◆ **Data records for software interfaces**

Start of Block

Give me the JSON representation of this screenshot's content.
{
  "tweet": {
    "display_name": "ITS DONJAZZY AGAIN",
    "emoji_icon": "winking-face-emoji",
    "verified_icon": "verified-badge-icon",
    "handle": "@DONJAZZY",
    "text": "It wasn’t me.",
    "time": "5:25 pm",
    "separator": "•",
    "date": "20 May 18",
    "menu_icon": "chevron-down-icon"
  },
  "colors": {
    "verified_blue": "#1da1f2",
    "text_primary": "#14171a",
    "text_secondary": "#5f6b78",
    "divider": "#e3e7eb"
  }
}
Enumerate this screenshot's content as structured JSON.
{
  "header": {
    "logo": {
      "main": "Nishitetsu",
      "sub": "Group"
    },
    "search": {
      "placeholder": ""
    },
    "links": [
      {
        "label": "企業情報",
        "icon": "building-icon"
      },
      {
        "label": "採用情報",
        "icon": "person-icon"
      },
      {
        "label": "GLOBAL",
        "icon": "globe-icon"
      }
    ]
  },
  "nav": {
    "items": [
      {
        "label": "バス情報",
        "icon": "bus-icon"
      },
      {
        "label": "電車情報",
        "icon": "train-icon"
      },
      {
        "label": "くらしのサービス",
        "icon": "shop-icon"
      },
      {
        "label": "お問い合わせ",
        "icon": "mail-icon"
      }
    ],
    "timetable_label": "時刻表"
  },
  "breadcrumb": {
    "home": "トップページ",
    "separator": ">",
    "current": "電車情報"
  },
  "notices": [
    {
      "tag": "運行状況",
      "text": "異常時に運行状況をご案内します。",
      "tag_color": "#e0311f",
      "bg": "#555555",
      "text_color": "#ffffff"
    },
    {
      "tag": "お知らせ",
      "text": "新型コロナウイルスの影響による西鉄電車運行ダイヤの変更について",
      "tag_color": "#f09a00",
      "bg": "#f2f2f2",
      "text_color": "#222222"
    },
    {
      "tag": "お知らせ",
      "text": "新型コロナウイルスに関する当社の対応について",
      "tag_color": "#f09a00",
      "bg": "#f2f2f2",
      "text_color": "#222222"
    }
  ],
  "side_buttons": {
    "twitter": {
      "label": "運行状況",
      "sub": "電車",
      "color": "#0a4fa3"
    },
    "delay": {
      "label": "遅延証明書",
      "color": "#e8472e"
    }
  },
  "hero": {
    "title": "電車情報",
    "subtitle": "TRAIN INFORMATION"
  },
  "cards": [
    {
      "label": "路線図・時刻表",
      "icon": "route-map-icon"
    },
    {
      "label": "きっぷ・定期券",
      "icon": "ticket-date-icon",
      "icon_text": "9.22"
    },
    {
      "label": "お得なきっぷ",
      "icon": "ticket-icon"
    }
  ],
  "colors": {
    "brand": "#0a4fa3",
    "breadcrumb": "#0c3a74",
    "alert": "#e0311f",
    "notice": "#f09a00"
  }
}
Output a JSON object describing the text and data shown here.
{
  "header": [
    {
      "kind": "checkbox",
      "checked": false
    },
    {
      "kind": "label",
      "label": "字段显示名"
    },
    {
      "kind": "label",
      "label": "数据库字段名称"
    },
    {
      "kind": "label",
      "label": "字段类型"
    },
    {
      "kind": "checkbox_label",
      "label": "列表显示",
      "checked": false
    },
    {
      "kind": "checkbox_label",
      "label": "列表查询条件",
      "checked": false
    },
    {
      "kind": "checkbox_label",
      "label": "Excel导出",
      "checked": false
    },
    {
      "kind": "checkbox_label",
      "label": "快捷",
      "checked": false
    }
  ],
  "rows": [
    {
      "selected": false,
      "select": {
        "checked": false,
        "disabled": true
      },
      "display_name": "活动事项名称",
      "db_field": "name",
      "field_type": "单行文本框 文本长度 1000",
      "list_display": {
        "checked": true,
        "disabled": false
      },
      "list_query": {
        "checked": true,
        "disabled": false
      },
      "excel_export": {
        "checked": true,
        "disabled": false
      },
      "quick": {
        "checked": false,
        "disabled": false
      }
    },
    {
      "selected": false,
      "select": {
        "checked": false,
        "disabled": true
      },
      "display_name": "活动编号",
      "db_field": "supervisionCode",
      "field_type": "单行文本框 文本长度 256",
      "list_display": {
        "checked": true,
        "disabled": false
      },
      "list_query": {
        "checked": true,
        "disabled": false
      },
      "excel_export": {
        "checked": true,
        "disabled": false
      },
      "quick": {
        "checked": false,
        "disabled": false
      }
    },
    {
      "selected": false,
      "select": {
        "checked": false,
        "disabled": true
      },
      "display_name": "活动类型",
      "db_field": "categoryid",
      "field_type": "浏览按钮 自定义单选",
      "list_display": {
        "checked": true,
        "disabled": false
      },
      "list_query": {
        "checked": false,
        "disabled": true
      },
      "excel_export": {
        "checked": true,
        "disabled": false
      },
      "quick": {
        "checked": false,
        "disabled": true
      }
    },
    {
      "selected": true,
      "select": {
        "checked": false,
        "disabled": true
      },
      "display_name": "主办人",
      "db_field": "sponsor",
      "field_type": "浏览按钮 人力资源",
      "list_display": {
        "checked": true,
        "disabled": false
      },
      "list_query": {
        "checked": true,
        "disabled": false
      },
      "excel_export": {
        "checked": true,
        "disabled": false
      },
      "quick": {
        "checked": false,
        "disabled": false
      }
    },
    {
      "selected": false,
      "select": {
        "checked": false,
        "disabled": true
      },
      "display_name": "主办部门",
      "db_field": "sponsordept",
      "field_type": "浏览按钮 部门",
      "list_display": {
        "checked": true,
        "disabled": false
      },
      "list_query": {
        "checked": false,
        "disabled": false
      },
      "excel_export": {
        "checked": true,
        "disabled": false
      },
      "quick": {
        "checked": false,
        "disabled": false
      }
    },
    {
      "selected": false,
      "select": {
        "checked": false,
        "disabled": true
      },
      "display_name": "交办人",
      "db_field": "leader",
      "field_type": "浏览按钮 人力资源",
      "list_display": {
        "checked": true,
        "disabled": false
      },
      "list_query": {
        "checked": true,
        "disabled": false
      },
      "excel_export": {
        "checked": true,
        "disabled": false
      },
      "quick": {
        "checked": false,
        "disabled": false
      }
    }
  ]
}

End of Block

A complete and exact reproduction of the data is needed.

Give me the JSON representation of this screenshot's content.
{
  "tweet": {
    "display_name": "ITS DONJAZZY AGAIN",
    "emoji_icon": "winking-face-emoji",
    "verified_icon": "verified-badge-icon",
    "handle": "@DONJAZZY",
    "text": "It wasn’t me.",
    "time": "5:25 pm",
    "separator": "•",
    "date": "20 May 18",
    "menu_icon": "chevron-down-icon"
  },
  "colors": {
    "verified_blue": "#1da1f2",
    "text_primary": "#14171a",
    "text_secondary": "#5f6b78",
    "divider": "#e3e7eb"
  }
}
Enumerate this screenshot's content as structured JSON.
{
  "header": {
    "logo": {
      "main": "Nishitetsu",
      "sub": "Group"
    },
    "search": {
      "placeholder": ""
    },
    "links": [
      {
        "label": "企業情報",
        "icon": "building-icon"
      },
      {
        "label": "採用情報",
        "icon": "person-icon"
      },
      {
        "label": "GLOBAL",
        "icon": "globe-icon"
      }
    ]
  },
  "nav": {
    "items": [
      {
        "label": "バス情報",
        "icon": "bus-icon"
      },
      {
        "label": "電車情報",
        "icon": "train-icon"
      },
      {
        "label": "くらしのサービス",
        "icon": "shop-icon"
      },
      {
        "label": "お問い合わせ",
        "icon": "mail-icon"
      }
    ],
    "timetable_label": "時刻表"
  },
  "breadcrumb": {
    "home": "トップページ",
    "separator": ">",
    "current": "電車情報"
  },
  "notices": [
    {
      "tag": "運行状況",
      "text": "異常時に運行状況をご案内します。",
      "tag_color": "#e0311f",
      "bg": "#555555",
      "text_color": "#ffffff"
    },
    {
      "tag": "お知らせ",
      "text": "新型コロナウイルスの影響による西鉄電車運行ダイヤの変更について",
      "tag_color": "#f09a00",
      "bg": "#f2f2f2",
      "text_color": "#222222"
    },
    {
      "tag": "お知らせ",
      "text": "新型コロナウイルスに関する当社の対応について",
      "tag_color": "#f09a00",
      "bg": "#f2f2f2",
      "text_color": "#222222"
    }
  ],
  "side_buttons": {
    "twitter": {
      "label": "運行状況",
      "sub": "電車",
      "color": "#0a4fa3"
    },
    "delay": {
      "label": "遅延証明書",
      "color": "#e8472e"
    }
  },
  "hero": {
    "title": "電車情報",
    "subtitle": "TRAIN INFORMATION"
  },
  "cards": [
    {
      "label": "路線図・時刻表",
      "icon": "route-map-icon"
    },
    {
      "label": "きっぷ・定期券",
      "icon": "ticket-date-icon",
      "icon_text": "9.22"
    },
    {
      "label": "お得なきっぷ",
      "icon": "ticket-icon"
    }
  ],
  "colors": {
    "brand": "#0a4fa3",
    "breadcrumb": "#0c3a74",
    "alert": "#e0311f",
    "notice": "#f09a00"
  }
}
Output a JSON object describing the text and data shown here.
{
  "header": [
    {
      "kind": "checkbox",
      "checked": false
    },
    {
      "kind": "label",
      "label": "字段显示名"
    },
    {
      "kind": "label",
      "label": "数据库字段名称"
    },
    {
      "kind": "label",
      "label": "字段类型"
    },
    {
      "kind": "checkbox_label",
      "label": "列表显示",
      "checked": false
    },
    {
      "kind": "checkbox_label",
      "label": "列表查询条件",
      "checked": false
    },
    {
      "kind": "checkbox_label",
      "label": "Excel导出",
      "checked": false
    },
    {
      "kind": "checkbox_label",
      "label": "快捷",
      "checked": false
    }
  ],
  "rows": [
    {
      "selected": false,
      "select": {
        "checked": false,
        "disabled": true
      },
      "display_name": "活动事项名称",
      "db_field": "name",
      "field_type": "单行文本框 文本长度 1000",
      "list_display": {
        "checked": true,
        "disabled": false
      },
      "list_query": {
        "checked": true,
        "disabled": false
      },
      "excel_export": {
        "checked": true,
        "disabled": false
      },
      "quick": {
        "checked": false,
        "disabled": false
      }
    },
    {
      "selected": false,
      "select": {
        "checked": false,
        "disabled": true
      },
      "display_name": "活动编号",
      "db_field": "supervisionCode",
      "field_type": "单行文本框 文本长度 256",
      "list_display": {
        "checked": true,
        "disabled": false
      },
      "list_query": {
        "checked": true,
        "disabled": false
      },
      "excel_export": {
        "checked": true,
        "disabled": false
      },
      "quick": {
        "checked": false,
        "disabled": false
      }
    },
    {
      "selected": false,
      "select": {
        "checked": false,
        "disabled": true
      },
      "display_name": "活动类型",
      "db_field": "categoryid",
      "field_type": "浏览按钮 自定义单选",
      "list_display": {
        "checked": true,
        "disabled": false
      },
      "list_query": {
        "checked": false,
        "disabled": true
      },
      "excel_export": {
        "checked": true,
        "disabled": false
      },
      "quick": {
        "checked": false,
        "disabled": true
      }
    },
    {
      "selected": true,
      "select": {
        "checked": false,
        "disabled": true
      },
      "display_name": "主办人",
      "db_field": "sponsor",
      "field_type": "浏览按钮 人力资源",
      "list_display": {
        "checked": true,
        "disabled": false
      },
      "list_query": {
        "checked": true,
        "disabled": false
      },
      "excel_export": {
        "checked": true,
        "disabled": false
      },
      "quick": {
        "checked": false,
        "disabled": false
      }
    },
    {
      "selected": false,
      "select": {
        "checked": false,
        "disabled": true
      },
      "display_name": "主办部门",
      "db_field": "sponsordept",
      "field_type": "浏览按钮 部门",
      "list_display": {
        "checked": true,
        "disabled": false
      },
      "list_query": {
        "checked": false,
        "disabled": false
      },
      "excel_export": {
        "checked": true,
        "disabled": false
      },
      "quick": {
        "checked": false,
        "disabled": false
      }
    },
    {
      "selected": false,
      "select": {
        "checked": false,
        "disabled": true
      },
      "display_name": "交办人",
      "db_field": "leader",
      "field_type": "浏览按钮 人力资源",
      "list_display": {
        "checked": true,
        "disabled": false
      },
      "list_query": {
        "checked": true,
        "disabled": false
      },
      "excel_export": {
        "checked": true,
        "disabled": false
      },
      "quick": {
        "checked": false,
        "disabled": false
      }
    }
  ]
}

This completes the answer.